Browsing by Category: Rome & Lazio
Under normal circumstances I would never write this: you should go to Caffè Propaganda. (Not for the food. Never for the food.) The place is appealing in a Keith McNally kinda way, I guess. But Propaganda is not in NYC’s Meatpacking District or Soho where a wannabe French bistro for the beautiful people makes (more…)
Easter Sunday and Monday, April 5 and 6, are just around the corner. I can almost smell the whole lamb roasting away in the oven. If you are visiting Rome during Easter and aren’t able to partake in the traditional Easter lamb feast in someone’s home, don’t fret! There are some delicious places that will be open on Easter Sunday as well as Easter Monday, which is also a holiday. Tables are in high demand so be sure to make your dining arrangements ASAP. Here’s where to eat: (more…)
The nearly three year old Testaccio Market is new by Roman standards. When it opened in the summer of 2012, fans of the original market were skeptical of the modern space that had moved away from Piazza Testaccio in the heart of the district. The inauguration of an American budget steakhouse and terrible (more…)
Flavio De Maio, a tech executive and enthusiastic home cook turned professional chef, opened Flavio al Velavevodetto in Testaccio after a 7 year tenure in the kitchen at Felice nearby. Since striking out on his own in 2009, Flavio has earned a reputation as a master of the cucina romana and is known for his beautifully balanced (more…)
Offal lovers of the world rejoice! Yesterday, the European Union lifted a 14-year ban prohibiting the sale of veal pajata (the intestines of suckling calves) and other internal bovine organs, a prohibition passed in the wake of Mad Cow Disease. Rigatoni co la pajata (veal intestines cooked with tomato sauce and served with rigatoni and Pecorino Romano) and pajata alla piastra (seared intestines) were always available from butchers on the black market and some restaurants served them in violation of the law. But for the past decade and a half, most of the pajata served in Roman trattorias came from lambs rather than the traditional veal.

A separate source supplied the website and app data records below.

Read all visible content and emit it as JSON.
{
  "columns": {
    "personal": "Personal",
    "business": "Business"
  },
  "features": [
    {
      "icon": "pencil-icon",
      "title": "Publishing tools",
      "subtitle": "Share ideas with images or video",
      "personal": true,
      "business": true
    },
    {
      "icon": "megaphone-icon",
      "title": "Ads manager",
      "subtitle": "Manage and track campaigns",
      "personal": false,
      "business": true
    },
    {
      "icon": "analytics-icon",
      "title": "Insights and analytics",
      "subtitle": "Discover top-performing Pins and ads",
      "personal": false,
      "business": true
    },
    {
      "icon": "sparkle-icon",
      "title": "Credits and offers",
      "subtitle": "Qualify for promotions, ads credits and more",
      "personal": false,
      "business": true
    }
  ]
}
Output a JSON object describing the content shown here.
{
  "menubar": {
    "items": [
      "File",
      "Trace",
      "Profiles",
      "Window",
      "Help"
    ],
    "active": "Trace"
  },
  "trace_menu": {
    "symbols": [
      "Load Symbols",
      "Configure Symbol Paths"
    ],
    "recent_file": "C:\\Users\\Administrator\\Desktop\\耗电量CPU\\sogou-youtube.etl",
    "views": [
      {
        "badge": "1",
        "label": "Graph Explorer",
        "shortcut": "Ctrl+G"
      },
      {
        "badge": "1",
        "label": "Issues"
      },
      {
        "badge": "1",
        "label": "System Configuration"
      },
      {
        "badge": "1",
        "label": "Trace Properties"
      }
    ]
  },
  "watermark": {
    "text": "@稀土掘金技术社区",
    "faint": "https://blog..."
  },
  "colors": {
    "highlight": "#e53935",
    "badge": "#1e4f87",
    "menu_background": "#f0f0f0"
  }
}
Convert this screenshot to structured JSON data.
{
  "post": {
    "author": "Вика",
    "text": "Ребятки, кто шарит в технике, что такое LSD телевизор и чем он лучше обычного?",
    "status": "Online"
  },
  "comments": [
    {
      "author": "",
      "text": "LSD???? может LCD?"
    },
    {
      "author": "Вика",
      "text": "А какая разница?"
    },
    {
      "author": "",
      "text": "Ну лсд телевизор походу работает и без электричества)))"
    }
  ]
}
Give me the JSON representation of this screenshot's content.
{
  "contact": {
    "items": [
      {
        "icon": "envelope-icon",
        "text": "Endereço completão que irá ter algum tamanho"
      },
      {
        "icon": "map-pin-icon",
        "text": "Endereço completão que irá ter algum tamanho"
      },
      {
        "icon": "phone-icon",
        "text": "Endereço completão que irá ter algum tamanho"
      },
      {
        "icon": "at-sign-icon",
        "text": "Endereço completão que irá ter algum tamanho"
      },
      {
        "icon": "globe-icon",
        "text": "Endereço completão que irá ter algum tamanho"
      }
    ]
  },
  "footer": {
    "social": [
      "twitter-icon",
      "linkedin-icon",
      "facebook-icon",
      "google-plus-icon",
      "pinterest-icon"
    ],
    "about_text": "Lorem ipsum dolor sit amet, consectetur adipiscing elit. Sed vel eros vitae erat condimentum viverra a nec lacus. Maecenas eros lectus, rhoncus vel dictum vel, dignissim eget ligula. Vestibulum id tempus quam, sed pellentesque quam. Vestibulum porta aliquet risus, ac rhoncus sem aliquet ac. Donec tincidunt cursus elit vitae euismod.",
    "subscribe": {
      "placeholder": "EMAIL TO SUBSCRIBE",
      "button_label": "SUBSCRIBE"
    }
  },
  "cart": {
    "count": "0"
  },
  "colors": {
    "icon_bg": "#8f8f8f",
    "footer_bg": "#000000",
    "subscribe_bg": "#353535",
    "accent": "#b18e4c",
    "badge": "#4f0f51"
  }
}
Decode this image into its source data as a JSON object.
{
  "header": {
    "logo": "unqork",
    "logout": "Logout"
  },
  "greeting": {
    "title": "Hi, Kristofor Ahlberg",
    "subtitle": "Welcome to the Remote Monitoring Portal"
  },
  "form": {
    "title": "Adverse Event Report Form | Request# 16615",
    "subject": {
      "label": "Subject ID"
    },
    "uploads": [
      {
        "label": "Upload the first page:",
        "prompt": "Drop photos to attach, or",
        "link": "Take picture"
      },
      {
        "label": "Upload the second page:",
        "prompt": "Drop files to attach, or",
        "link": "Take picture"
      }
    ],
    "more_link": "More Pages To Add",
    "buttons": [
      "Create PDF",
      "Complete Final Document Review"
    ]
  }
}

Veal and lamb pajata is similar enough; the upper intestines of the suckling animal is tied off and cooked, allowing the mother’s milk to curdle and cook inside the casing. The result is a sort of ricotta-like filling. The absolute best places in town to try this fabulous Roman delicacy (which is in season in the spring when the intestines are small and tender) are Armando Al Pantheon, Cesare al Casaletto, and Flavio al Velavevodetto.